Activity -> Go through the entries below and return every line that contains "JSON".

(Component data from apps and pages)
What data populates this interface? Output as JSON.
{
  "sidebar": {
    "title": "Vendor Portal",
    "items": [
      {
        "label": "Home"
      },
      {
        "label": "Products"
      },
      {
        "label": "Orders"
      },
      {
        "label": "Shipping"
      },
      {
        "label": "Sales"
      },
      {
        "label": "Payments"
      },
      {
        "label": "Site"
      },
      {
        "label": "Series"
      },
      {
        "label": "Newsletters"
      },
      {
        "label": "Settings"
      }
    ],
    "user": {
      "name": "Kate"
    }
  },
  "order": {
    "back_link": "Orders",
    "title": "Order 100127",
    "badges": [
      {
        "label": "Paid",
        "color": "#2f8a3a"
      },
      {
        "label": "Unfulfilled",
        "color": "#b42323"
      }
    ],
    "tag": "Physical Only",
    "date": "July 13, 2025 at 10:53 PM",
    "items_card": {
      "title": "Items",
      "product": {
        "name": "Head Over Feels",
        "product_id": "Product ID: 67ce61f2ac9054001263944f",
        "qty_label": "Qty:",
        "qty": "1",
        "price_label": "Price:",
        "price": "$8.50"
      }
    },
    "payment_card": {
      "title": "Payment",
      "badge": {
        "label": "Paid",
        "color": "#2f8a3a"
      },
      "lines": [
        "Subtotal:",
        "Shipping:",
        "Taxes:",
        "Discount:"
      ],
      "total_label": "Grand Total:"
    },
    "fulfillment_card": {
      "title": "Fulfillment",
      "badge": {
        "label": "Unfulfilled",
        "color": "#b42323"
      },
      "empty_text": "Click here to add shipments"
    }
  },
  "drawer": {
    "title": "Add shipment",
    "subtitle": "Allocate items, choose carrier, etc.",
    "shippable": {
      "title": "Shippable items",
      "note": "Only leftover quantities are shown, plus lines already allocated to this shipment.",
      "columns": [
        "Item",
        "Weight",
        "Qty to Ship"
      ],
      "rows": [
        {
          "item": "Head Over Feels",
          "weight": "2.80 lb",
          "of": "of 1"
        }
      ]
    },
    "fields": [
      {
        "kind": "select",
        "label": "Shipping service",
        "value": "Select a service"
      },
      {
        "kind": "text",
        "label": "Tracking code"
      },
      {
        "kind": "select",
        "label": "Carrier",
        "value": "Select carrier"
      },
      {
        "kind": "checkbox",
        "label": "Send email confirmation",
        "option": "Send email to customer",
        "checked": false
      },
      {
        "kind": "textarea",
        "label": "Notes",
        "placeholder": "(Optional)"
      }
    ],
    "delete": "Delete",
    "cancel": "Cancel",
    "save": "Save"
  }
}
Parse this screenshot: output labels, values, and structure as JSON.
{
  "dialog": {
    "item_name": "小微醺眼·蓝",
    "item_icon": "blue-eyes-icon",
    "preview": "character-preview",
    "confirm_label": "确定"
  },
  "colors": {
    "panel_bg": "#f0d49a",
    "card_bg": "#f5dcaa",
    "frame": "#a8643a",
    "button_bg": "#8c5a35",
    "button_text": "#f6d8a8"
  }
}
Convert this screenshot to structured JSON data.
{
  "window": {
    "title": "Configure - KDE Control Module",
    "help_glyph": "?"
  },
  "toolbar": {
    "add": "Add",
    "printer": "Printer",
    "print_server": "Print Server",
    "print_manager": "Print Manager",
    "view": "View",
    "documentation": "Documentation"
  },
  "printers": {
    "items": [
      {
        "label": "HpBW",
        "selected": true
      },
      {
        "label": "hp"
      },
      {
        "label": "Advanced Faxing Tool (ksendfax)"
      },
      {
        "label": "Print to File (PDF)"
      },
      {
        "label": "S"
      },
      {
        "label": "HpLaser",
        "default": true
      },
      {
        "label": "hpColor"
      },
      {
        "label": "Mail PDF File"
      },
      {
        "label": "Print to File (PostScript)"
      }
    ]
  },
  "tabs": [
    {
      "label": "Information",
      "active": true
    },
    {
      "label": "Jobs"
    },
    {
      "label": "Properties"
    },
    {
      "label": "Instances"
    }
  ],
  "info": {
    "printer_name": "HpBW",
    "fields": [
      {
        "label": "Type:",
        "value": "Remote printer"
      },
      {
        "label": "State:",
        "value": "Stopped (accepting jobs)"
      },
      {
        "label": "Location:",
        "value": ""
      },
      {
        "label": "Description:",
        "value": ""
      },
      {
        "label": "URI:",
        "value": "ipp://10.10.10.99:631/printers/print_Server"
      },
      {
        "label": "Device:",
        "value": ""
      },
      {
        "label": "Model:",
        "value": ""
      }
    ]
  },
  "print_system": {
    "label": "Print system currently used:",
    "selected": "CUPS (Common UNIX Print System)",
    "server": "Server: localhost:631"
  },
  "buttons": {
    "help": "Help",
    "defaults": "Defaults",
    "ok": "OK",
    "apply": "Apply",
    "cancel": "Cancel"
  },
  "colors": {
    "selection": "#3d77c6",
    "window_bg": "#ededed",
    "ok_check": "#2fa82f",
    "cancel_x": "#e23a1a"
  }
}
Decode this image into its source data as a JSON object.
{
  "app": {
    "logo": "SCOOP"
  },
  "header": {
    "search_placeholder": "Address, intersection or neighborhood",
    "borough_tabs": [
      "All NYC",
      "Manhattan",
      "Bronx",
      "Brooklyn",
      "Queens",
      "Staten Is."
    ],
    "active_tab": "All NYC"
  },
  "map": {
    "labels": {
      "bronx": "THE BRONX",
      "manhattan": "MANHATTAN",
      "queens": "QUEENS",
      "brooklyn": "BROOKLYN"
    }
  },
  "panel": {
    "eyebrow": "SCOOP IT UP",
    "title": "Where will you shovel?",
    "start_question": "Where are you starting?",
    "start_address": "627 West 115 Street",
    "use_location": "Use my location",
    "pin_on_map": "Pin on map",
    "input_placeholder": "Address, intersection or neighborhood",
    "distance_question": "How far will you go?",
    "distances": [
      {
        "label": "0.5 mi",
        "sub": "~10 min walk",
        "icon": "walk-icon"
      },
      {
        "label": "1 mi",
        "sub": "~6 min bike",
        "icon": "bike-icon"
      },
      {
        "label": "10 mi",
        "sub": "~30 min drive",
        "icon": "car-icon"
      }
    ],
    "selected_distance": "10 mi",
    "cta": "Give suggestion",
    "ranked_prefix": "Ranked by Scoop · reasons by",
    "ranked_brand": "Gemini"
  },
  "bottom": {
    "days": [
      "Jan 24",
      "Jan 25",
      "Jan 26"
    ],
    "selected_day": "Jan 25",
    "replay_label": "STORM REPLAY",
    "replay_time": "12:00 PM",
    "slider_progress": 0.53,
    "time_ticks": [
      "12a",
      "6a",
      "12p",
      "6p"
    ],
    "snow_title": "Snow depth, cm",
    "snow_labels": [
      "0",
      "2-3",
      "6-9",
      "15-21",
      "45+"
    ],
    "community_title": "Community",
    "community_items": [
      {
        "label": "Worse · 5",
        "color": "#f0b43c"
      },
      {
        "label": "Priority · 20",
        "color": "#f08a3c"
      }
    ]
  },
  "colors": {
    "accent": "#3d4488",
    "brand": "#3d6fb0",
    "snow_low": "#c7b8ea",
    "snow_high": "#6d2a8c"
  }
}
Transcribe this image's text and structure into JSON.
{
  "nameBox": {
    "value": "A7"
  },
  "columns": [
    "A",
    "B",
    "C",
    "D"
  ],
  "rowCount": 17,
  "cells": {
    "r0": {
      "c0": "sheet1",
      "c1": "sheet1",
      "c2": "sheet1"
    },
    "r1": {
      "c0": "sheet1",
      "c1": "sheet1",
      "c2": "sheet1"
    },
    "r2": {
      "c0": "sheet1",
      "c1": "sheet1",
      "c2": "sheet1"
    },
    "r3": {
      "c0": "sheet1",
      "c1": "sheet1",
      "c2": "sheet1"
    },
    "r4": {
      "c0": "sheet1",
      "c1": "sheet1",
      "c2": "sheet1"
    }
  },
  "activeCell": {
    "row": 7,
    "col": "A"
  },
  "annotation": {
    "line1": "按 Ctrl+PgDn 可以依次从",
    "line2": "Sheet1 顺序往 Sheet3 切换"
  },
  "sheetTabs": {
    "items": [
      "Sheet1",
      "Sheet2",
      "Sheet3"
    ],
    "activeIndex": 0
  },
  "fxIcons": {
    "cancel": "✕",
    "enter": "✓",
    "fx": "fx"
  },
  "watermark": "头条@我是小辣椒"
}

Written reply ->
What data populates this interface? Output as JSON.
Parse this screenshot: output labels, values, and structure as JSON.
Convert this screenshot to structured JSON data.
Decode this image into its source data as a JSON object.
Transcribe this image's text and structure into JSON.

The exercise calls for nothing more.